JAKARTA (AFP) – United States Vice-President Mike Pence on Thursday (April 20) toured the biggest mosque in Indonesia, the world’s most populous Muslim-majority country, during a visit seen as a bid by his administration to heal divisions with the Islamic world.
After kicking off his stop in Indonesia by praising the country’s moderate Islam as “an inspiration”, he visited Istiqlal Mosque, which can accommodate 200,000 worshippers and whose vast, white dome towers over downtown Jakarta.
He slipped off his shoes before being guided around the mosque, which is also the biggest in South-east Asia, accompanied by his wife and two daughters in headscarves, as well as Istiqlal’s Grand Imam Nasaruddin Umar.
His visit represents the most high-profile outreach to Muslims by the Donald Trump administration since the brash billionaire came to office and echoes a similar trip by Barack and Michelle Obama in 2010.
Since becoming president almost 100 days ago, Trump has hosted leaders from majority-Muslim Jordan, Iraq, Saudi Arabia and Egypt.
But his administration has also tried to ban travellers from several Muslim-majority nations, citing concerns about terrorism – an effort currently being challenged in US courts.
As a presidential candidate, Trump often appeared to flirt with the far right as he railed against “radical Islamic terrorism”.
But Pence struck a starkly different tone during his visit to Indonesia, which has often been praised as a successful Muslim democracy where most practise a moderate form of Islam and coexist peacefully with substantial religious minorities.
“Indonesia’s tradition of moderate Islam is frankly an inspiration to the world and we commend you and your people,” he said after talks with President Joko Widodo at the presidential palace in Jakarta.
“In your nation as in mine, religion unifies, it doesn’t divide.”
TOLERANT ISLAM UNDER THREAT
Pence is currently on a tour of South Korea, Japan, Indonesia and Australia that is aimed at smoothing some of the rougher edges of Trump’s rhetoric.
In South Korea and Japan, Pence played down protectionist declarations of “America first” and reaffirmed US treaty commitments to the security of the two countries as tensions rise over Pyongyang’s nuclear programme.
At the mosque in Jakarta, Pence and his family also toured the cavernous main prayer room – which was empty during his visit but fills up with tens of thousands of worshippers during key dates in the Muslim calender – and admired the towering dome.
A man showed the US leader how he beats a carved drum next to the courtyard, a local addition to the traditional call to prayer.
Pence then held an interfaith dialogue behind closed doors with representatives of the Christian, Buddhist, Confucian, Hindu and Muslim faiths.

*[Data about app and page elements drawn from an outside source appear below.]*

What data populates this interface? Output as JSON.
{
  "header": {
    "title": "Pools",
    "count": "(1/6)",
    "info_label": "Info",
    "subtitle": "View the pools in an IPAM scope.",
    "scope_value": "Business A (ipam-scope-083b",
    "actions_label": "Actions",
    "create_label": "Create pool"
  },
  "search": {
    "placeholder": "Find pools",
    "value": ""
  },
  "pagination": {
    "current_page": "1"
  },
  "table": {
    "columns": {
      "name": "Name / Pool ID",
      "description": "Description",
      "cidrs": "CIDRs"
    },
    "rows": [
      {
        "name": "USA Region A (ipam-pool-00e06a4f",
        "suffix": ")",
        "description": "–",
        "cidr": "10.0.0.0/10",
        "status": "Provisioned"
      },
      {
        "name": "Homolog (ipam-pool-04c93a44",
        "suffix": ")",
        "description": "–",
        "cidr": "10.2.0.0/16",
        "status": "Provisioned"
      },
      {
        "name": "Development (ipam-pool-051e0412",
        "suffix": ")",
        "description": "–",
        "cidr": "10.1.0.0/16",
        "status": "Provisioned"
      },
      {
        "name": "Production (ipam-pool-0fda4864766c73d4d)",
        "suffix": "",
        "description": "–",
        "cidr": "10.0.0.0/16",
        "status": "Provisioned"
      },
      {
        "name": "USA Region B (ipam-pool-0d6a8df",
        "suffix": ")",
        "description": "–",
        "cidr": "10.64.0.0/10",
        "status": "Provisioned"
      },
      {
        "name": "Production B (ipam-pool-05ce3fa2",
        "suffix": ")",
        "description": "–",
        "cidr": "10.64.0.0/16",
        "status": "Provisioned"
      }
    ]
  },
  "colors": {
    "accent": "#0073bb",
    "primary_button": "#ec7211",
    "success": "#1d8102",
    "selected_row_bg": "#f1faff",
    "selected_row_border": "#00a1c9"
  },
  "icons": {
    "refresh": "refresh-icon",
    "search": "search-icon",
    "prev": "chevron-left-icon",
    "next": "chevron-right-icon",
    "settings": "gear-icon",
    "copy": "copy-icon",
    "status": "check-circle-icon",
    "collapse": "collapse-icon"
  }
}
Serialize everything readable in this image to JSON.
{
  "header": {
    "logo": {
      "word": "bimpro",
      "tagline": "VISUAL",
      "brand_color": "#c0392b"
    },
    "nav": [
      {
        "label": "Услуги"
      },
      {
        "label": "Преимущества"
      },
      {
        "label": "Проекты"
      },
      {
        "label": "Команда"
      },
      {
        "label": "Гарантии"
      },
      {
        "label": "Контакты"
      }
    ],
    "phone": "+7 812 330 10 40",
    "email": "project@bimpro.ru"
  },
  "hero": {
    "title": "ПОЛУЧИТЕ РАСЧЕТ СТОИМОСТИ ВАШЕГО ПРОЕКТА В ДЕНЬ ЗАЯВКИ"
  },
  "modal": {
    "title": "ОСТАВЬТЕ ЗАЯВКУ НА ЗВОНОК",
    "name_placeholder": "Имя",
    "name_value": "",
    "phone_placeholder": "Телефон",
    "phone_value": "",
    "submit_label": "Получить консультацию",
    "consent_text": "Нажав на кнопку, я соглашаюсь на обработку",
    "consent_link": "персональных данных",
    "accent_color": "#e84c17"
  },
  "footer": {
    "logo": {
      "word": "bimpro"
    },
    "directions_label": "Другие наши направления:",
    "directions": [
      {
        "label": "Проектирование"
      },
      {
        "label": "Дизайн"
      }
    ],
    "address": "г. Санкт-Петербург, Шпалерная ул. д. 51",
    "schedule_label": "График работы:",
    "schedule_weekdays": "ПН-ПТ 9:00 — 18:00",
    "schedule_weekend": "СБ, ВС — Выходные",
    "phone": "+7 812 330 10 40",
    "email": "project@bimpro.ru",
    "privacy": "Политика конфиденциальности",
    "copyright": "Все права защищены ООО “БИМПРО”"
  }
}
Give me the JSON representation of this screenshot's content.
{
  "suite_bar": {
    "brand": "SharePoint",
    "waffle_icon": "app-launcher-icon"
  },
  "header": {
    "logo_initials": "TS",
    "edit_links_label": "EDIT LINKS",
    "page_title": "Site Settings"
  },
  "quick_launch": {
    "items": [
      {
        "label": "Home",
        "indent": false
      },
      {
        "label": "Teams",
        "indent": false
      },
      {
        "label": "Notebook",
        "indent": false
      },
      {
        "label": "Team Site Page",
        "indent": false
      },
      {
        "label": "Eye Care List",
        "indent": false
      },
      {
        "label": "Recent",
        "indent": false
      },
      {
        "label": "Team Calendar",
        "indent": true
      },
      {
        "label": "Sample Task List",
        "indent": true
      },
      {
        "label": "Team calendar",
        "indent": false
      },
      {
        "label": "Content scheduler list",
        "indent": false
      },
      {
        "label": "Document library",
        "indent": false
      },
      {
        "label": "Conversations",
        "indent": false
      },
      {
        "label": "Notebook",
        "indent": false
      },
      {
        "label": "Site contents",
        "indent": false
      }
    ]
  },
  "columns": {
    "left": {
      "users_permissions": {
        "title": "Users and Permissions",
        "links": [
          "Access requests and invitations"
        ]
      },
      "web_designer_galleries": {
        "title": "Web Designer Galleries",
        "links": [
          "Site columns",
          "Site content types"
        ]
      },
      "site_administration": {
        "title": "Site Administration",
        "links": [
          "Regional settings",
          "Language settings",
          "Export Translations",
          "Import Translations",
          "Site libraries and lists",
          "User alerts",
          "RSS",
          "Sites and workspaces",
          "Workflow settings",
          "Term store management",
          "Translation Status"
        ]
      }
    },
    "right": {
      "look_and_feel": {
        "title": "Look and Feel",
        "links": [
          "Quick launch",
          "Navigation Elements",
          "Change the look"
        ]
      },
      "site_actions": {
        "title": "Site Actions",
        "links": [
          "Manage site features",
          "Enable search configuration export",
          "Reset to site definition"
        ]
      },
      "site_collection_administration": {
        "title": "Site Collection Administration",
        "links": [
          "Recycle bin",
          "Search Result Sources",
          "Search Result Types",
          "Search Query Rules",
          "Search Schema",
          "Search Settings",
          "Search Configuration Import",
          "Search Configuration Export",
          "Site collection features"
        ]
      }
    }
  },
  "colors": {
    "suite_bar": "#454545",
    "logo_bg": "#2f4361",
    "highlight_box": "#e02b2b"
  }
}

The vice president’s upbeat tone about Indonesian Islam contrasts with growing concerns inside the country that the traditionally inclusive brand of the religion is under threat from hardliners and a trend towards conservatism.
On Wednesday, Jakarta’s Christian governor Basuki Tjahaja Purnama was defeated in a run-off election to lead the capital by a Muslim challenger who was accused of pandering to hardliners to win votes.
Basuki, known by his nickname Ahok, lost after his once-unassailable lead in opinion polls was dented when he was put on trial for blasphemy in a case criticised as politically motivated.
Following his poll loss, he looks set to escape jail after prosecutors recommended in a court hearing Thursday that he be given only probation.
Pence’s Muslim outreach in Indonesia, where 90 per cent of the 255 million inhabitants are followers of the faith, has been welcomed locally but it is unlikely to be enough to assuage fears that the Trump administration is anti-Islam.
“President Trump’s hostile pronouncements on Islam and Muslims have done considerable damage to his reputation in the Islamic world. It would take more than a visit to repair the damage,” said Fawaz Gerges, an expert on the Middle East and Islam at the London School of Economics.
After his talks with Joko, Pence also said the US was committed to building a stronger defence partnership to combat terrorism, and guaranteeing freedom of navigation in the South China Sea, where Indonesian and Chinese vessels have recently clashed.